Harry. Good-night, Lushington. I wish
Johnny would come. Will you please turn
This way? I like to look at your face.
Already my foot is in the stirrup. Lift
Me up, lift me right up! Now farewell.
We are over the hill; we shall go better now.
I am coming, Katie! John, it will not
Be long. Supremely happy! Excellent!
My dearest, dearest Liz. We are all going;
We are all going; we are all going.
This is it, chaps. Take me home.
I believe, my son, I am going. That’s it.
Good-bye—drive on. Cut her loose, Doc.
I’m going, I’m going. At a gallop!
Clear the way. Good-bye, God bless you!
Good-bye, everybody.
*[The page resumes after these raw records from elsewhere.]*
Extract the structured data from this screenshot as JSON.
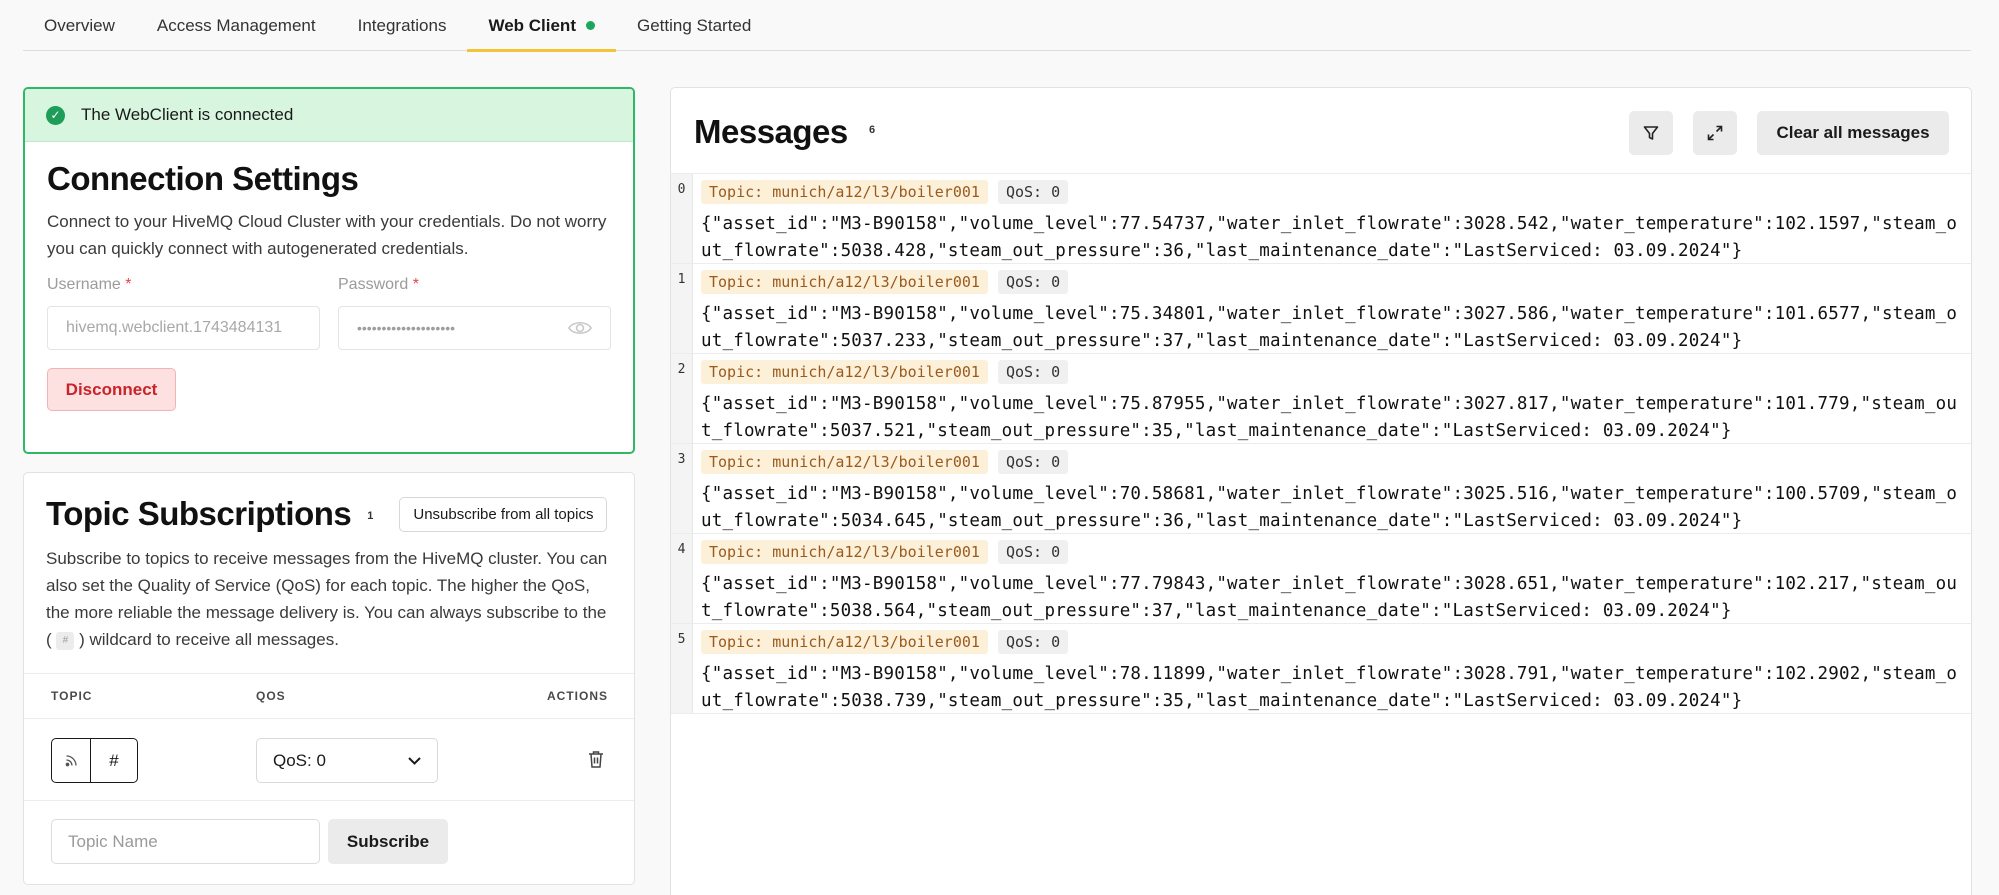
{
  "nav": {
    "tabs": [
      {
        "label": "Overview"
      },
      {
        "label": "Access Management"
      },
      {
        "label": "Integrations"
      },
      {
        "label": "Web Client"
      },
      {
        "label": "Getting Started"
      }
    ]
  },
  "connection": {
    "status": "The WebClient is connected",
    "title": "Connection Settings",
    "description": "Connect to your HiveMQ Cloud Cluster with your credentials. Do not worry you can quickly connect with autogenerated credentials.",
    "username_label": "Username",
    "password_label": "Password",
    "required_mark": "*",
    "username_value": "hivemq.webclient.1743484131",
    "password_value": "••••••••••••••••••••",
    "disconnect_label": "Disconnect"
  },
  "topics": {
    "title": "Topic Subscriptions",
    "count": "1",
    "unsubscribe_all": "Unsubscribe from all topics",
    "description_before": "Subscribe to topics to receive messages from the HiveMQ cluster. You can also set the Quality of Service (QoS) for each topic. The higher the QoS, the more reliable the message delivery is. You can always subscribe to the ( ",
    "wildcard": "#",
    "description_after": " ) wildcard to receive all messages.",
    "col_topic": "TOPIC",
    "col_qos": "QOS",
    "col_actions": "ACTIONS",
    "rows": [
      {
        "topic": "#",
        "qos": "QoS: 0"
      }
    ],
    "input_placeholder": "Topic Name",
    "subscribe_label": "Subscribe"
  },
  "messages": {
    "title": "Messages",
    "count": "6",
    "clear_label": "Clear all messages",
    "items": [
      {
        "index": "0",
        "topic": "Topic: munich/a12/l3/boiler001",
        "qos": "QoS: 0",
        "payload": "{\"asset_id\":\"M3-B90158\",\"volume_level\":77.54737,\"water_inlet_flowrate\":3028.542,\"water_temperature\":102.1597,\"steam_out_flowrate\":5038.428,\"steam_out_pressure\":36,\"last_maintenance_date\":\"LastServiced: 03.09.2024\"}"
      },
      {
        "index": "1",
        "topic": "Topic: munich/a12/l3/boiler001",
        "qos": "QoS: 0",
        "payload": "{\"asset_id\":\"M3-B90158\",\"volume_level\":75.34801,\"water_inlet_flowrate\":3027.586,\"water_temperature\":101.6577,\"steam_out_flowrate\":5037.233,\"steam_out_pressure\":37,\"last_maintenance_date\":\"LastServiced: 03.09.2024\"}"
      },
      {
        "index": "2",
        "topic": "Topic: munich/a12/l3/boiler001",
        "qos": "QoS: 0",
        "payload": "{\"asset_id\":\"M3-B90158\",\"volume_level\":75.87955,\"water_inlet_flowrate\":3027.817,\"water_temperature\":101.779,\"steam_out_flowrate\":5037.521,\"steam_out_pressure\":35,\"last_maintenance_date\":\"LastServiced: 03.09.2024\"}"
      },
      {
        "index": "3",
        "topic": "Topic: munich/a12/l3/boiler001",
        "qos": "QoS: 0",
        "payload": "{\"asset_id\":\"M3-B90158\",\"volume_level\":70.58681,\"water_inlet_flowrate\":3025.516,\"water_temperature\":100.5709,\"steam_out_flowrate\":5034.645,\"steam_out_pressure\":36,\"last_maintenance_date\":\"LastServiced: 03.09.2024\"}"
      },
      {
        "index": "4",
        "topic": "Topic: munich/a12/l3/boiler001",
        "qos": "QoS: 0",
        "payload": "{\"asset_id\":\"M3-B90158\",\"volume_level\":77.79843,\"water_inlet_flowrate\":3028.651,\"water_temperature\":102.217,\"steam_out_flowrate\":5038.564,\"steam_out_pressure\":37,\"last_maintenance_date\":\"LastServiced: 03.09.2024\"}"
      },
      {
        "index": "5",
        "topic": "Topic: munich/a12/l3/boiler001",
        "qos": "QoS: 0",
        "payload": "{\"asset_id\":\"M3-B90158\",\"volume_level\":78.11899,\"water_inlet_flowrate\":3028.791,\"water_temperature\":102.2902,\"steam_out_flowrate\":5038.739,\"steam_out_pressure\":35,\"last_maintenance_date\":\"LastServiced: 03.09.2024\"}"
      }
    ]
  },
  "icons": {
    "connected": "check-circle-icon",
    "password_toggle": "eye-icon",
    "topic_type": "rss-icon",
    "qos_dropdown": "chevron-down-icon",
    "delete": "trash-icon",
    "filter": "filter-icon",
    "expand": "expand-icon"
  },
  "colors": {
    "accent_tab": "#f3c438",
    "connected_green": "#2fb865",
    "live_dot": "#1da75c",
    "disconnect_red": "#c9232b",
    "topic_tag_bg": "#fdf0d9",
    "topic_tag_text": "#9a5a1e"
  }
}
A general good-night.”—
Annie Dillard, “Deathbeds” (found poem using material from Edward S. Le Comte’sDictionary of Last Words, 1955) (Mornings Like This, HarperPerennial, 1995)
i hate doing things just to please people and i hate feeling bad for things you knew you had the right to do and i hate other people guilt tripping you and i hate not being able to do what i want because everyone wants me to do things for them and i hate that others will call you bitchy and selfish when all you want is just a moment to yourself to breathe and i hate how the world is not understanding and how i have to constantly explain myself to everyone when just telling them ‘no’ should be enough. i hate that everyone’s so on edge these days and they are all trying to piss each other off when what we really should be doing is just staying away from each other and giving each other space and time. and i hate how just a few months ago i was so sure that i was in love with someone and now i feel like i hate them. am i incapable of loving people? what the fuck’s wrong with me? i just don’t want to be around anyone anymore. everyone sucks. oh one more thing, i hate how some of you will read this and judge me. and since i already know it’s going to happen: go ahead, judge me all you want. hate me. call me an unappreciative bitch, whatever, i don’t care anymore.